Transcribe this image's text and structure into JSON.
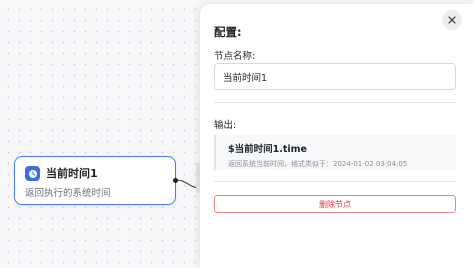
{
  "node": {
    "icon": "clock-icon",
    "title": "当前时间1",
    "description": "返回执行的系统时间"
  },
  "panel": {
    "title": "配置:",
    "name_label": "节点名称:",
    "name_value": "当前时间1",
    "output_label": "输出:",
    "output": {
      "variable": "$当前时间1.time",
      "description": "返回系统当前时间，格式类似于：2024-01-02 03:04:05"
    },
    "delete_label": "删除节点",
    "close_icon": "close-icon"
  },
  "colors": {
    "accent": "#4b7bec",
    "node_icon_bg": "#3f6fe0",
    "danger": "#d6454f"
  }
}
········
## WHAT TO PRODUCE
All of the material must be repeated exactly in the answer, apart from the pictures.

## ANSWER BOX
Transcribe this image's text and structure into JSON.
{
  "node": {
    "icon": "clock-icon",
    "title": "当前时间1",
    "description": "返回执行的系统时间"
  },
  "panel": {
    "title": "配置:",
    "name_label": "节点名称:",
    "name_value": "当前时间1",
    "output_label": "输出:",
    "output": {
      "variable": "$当前时间1.time",
      "description": "返回系统当前时间，格式类似于：2024-01-02 03:04:05"
    },
    "delete_label": "删除节点",
    "close_icon": "close-icon"
  },
  "colors": {
    "accent": "#4b7bec",
    "node_icon_bg": "#3f6fe0",
    "danger": "#d6454f"
  }
}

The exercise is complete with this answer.